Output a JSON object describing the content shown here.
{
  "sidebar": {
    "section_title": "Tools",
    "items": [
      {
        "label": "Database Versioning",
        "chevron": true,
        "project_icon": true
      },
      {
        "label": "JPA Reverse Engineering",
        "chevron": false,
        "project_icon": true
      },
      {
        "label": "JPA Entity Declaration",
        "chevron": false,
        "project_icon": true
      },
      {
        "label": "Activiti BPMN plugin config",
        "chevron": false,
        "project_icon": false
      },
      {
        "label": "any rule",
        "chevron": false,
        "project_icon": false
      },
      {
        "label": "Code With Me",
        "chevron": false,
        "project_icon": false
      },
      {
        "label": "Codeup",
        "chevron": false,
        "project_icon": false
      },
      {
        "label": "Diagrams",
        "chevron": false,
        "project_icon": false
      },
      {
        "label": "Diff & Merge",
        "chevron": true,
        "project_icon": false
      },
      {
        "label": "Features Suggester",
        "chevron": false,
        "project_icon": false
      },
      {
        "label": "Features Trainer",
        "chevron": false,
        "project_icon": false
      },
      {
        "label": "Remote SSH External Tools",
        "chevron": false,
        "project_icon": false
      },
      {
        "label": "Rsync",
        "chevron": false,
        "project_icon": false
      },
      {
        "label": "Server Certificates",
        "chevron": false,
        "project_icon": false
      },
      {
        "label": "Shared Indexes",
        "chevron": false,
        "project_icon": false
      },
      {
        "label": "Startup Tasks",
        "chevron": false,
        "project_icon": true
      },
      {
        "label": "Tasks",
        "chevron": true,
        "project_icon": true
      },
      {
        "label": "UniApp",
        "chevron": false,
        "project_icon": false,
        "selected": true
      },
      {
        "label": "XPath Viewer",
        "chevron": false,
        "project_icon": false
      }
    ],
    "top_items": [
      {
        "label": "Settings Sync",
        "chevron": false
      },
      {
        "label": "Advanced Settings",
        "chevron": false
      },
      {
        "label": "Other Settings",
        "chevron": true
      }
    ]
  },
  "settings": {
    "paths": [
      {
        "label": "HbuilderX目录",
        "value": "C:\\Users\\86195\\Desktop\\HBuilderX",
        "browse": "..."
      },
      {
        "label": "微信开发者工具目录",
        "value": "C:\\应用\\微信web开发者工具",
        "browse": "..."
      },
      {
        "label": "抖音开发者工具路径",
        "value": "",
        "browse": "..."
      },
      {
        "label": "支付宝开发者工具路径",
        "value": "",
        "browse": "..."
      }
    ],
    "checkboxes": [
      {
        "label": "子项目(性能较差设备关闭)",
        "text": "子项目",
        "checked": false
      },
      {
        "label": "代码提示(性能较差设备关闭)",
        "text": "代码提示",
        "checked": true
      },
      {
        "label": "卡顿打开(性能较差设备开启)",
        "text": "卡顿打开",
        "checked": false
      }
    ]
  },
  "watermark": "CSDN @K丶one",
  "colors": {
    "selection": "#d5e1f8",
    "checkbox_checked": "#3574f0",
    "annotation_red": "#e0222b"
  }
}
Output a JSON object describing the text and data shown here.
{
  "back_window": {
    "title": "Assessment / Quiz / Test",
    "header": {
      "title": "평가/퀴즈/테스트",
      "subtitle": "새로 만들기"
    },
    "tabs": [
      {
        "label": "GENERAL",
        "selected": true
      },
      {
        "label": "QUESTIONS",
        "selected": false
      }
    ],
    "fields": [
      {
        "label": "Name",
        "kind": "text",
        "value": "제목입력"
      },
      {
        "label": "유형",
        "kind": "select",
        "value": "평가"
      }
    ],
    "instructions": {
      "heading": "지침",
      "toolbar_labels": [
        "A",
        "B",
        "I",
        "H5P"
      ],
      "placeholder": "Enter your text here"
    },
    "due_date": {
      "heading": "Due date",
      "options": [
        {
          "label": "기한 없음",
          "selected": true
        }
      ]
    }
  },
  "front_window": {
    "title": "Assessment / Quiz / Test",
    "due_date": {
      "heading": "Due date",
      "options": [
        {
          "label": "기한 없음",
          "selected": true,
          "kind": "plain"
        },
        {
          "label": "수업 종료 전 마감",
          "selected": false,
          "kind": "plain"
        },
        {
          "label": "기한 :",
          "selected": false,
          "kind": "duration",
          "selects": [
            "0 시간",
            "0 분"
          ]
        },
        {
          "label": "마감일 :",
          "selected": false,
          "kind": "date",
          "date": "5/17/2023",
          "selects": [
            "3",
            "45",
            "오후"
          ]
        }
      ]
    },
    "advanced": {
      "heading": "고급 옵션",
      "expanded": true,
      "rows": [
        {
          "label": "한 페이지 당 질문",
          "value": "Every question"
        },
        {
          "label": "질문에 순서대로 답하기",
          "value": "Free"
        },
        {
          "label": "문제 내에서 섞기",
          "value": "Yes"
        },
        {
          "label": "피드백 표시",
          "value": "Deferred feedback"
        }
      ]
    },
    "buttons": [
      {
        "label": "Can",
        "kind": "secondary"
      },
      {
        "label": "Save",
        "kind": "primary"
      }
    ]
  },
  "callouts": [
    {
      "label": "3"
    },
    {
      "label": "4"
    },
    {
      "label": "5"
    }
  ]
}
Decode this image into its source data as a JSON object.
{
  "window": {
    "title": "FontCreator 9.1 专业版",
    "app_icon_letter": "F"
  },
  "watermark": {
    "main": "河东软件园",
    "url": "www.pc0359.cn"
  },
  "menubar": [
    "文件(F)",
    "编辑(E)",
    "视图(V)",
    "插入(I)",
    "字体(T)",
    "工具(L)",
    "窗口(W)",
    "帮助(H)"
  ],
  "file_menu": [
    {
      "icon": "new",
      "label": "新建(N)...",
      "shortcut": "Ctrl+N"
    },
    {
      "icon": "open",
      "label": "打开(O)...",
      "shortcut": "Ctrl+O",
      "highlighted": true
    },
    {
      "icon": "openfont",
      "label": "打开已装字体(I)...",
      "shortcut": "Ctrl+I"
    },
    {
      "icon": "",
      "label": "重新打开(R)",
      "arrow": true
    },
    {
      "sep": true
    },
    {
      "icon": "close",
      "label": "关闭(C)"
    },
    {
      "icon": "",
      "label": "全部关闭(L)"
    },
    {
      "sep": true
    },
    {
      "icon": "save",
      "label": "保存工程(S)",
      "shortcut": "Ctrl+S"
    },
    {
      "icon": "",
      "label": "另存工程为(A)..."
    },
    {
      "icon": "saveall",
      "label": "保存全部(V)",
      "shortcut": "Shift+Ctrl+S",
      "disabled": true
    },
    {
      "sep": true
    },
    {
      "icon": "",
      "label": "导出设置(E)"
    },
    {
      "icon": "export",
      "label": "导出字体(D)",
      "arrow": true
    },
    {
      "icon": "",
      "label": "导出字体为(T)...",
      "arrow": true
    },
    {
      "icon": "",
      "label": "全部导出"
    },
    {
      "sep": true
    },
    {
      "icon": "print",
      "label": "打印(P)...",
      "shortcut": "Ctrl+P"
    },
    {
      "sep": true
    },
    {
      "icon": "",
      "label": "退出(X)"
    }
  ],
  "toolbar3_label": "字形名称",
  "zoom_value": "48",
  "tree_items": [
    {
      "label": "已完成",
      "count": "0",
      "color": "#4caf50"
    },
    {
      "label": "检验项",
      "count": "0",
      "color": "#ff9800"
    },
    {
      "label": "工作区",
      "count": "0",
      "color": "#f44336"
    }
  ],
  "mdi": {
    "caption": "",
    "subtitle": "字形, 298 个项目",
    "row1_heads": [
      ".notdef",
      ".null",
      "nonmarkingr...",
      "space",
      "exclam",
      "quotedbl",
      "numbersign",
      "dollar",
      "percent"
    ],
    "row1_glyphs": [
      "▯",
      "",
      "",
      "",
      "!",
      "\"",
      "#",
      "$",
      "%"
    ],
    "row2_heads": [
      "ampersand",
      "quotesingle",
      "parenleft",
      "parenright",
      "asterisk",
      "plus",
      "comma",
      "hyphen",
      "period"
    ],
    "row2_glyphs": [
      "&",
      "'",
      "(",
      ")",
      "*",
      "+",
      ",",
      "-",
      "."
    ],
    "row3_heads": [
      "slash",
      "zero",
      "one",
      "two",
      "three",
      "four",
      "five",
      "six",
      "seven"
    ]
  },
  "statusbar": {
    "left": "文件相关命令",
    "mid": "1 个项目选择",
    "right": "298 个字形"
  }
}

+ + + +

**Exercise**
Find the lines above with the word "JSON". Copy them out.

**Exercise answer**
Output a JSON object describing the content shown here.
Output a JSON object describing the text and data shown here.
Decode this image into its source data as a JSON object.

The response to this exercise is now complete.